## What to produce
From the entries below, extract every line that includes the word "JSON".

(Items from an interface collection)

========================================

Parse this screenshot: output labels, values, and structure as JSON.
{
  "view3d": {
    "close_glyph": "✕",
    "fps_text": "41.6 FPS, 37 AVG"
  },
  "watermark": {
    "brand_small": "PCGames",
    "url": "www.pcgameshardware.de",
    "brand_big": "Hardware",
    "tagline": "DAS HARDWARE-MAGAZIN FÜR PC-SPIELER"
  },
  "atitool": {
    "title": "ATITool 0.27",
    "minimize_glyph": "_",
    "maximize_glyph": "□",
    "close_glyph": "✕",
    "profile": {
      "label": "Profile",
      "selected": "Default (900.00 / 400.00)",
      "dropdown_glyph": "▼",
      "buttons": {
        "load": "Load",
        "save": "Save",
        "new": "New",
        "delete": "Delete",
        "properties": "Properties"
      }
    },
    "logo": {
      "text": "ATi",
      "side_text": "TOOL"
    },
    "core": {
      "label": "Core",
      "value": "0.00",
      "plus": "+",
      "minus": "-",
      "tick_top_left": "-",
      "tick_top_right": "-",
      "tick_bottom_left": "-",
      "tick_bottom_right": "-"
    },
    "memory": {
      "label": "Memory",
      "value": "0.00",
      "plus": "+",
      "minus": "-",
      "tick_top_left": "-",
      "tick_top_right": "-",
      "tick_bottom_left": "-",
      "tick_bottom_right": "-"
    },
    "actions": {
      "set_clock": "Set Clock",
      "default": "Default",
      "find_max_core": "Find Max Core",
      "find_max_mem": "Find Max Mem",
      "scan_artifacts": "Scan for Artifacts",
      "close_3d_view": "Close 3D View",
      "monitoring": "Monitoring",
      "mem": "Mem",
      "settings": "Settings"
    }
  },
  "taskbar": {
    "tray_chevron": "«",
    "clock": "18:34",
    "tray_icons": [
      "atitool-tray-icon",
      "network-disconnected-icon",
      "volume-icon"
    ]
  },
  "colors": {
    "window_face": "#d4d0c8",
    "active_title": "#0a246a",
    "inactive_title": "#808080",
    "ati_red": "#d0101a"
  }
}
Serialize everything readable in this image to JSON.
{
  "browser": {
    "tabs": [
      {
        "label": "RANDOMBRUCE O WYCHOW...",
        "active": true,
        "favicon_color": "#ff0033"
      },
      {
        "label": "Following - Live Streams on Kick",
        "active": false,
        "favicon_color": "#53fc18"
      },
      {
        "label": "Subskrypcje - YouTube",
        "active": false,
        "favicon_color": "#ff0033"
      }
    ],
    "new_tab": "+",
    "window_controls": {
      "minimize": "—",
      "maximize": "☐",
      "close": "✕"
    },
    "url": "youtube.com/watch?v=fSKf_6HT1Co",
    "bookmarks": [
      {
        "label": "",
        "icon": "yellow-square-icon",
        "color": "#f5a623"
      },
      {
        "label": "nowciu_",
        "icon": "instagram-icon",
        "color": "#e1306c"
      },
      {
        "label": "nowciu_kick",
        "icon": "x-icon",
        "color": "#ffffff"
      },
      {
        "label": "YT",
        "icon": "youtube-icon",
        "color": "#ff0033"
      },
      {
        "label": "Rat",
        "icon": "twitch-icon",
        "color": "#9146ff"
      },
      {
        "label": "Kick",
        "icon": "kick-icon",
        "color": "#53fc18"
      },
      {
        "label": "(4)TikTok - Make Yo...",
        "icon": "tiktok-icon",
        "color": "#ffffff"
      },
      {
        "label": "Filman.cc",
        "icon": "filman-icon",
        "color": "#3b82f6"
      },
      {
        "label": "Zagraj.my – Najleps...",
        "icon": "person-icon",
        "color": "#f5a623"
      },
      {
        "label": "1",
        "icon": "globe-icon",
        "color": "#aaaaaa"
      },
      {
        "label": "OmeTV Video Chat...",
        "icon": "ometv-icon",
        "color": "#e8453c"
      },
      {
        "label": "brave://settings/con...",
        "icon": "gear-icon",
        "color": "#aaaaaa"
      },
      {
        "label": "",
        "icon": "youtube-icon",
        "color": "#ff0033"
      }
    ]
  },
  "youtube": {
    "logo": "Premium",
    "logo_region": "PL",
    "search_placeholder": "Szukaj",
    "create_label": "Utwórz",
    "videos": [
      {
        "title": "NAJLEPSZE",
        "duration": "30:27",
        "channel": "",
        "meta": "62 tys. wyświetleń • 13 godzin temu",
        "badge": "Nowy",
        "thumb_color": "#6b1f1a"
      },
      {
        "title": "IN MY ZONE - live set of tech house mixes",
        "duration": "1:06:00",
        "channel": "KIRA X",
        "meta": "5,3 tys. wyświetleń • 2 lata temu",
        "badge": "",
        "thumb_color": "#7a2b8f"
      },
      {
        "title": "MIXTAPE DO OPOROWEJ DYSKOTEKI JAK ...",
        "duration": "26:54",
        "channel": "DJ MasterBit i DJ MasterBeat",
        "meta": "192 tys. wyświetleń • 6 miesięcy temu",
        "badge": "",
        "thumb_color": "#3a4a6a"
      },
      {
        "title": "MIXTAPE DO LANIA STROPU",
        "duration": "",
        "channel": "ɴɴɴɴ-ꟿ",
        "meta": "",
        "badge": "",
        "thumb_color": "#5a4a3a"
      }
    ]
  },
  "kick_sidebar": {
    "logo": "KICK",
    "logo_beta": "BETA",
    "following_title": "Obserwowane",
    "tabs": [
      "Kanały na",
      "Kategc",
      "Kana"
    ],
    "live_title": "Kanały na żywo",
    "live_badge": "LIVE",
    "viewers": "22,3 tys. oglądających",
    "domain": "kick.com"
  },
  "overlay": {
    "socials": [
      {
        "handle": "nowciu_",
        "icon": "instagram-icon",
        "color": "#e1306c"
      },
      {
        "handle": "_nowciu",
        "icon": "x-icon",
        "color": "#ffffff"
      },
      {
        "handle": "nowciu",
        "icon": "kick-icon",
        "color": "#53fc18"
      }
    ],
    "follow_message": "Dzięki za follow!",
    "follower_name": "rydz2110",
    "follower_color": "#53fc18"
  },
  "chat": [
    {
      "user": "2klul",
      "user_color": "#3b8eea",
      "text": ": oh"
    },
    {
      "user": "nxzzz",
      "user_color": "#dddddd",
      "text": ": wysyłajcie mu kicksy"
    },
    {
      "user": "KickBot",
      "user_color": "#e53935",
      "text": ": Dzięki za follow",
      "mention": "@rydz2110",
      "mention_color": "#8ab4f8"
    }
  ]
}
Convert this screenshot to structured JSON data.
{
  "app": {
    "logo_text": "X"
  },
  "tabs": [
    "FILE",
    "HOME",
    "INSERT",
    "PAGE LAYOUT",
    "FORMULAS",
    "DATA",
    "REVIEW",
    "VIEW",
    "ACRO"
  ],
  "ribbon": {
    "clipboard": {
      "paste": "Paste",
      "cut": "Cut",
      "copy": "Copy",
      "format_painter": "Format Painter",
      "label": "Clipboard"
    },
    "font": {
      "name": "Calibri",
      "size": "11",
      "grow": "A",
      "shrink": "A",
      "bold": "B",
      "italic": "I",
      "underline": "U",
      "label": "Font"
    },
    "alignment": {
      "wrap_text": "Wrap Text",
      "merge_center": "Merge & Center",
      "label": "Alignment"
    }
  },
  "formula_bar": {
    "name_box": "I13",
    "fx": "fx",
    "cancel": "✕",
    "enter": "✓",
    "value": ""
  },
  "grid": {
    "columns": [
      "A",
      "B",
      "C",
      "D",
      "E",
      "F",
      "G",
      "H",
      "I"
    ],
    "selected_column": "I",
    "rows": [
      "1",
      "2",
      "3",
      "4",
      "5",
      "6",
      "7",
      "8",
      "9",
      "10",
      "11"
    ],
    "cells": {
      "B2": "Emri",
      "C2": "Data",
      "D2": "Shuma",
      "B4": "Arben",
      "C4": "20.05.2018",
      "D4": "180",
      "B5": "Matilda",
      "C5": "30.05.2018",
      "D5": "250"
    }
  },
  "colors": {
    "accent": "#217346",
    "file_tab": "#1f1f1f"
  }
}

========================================

## Task solution
Parse this screenshot: output labels, values, and structure as JSON.
Serialize everything readable in this image to JSON.
Convert this screenshot to structured JSON data.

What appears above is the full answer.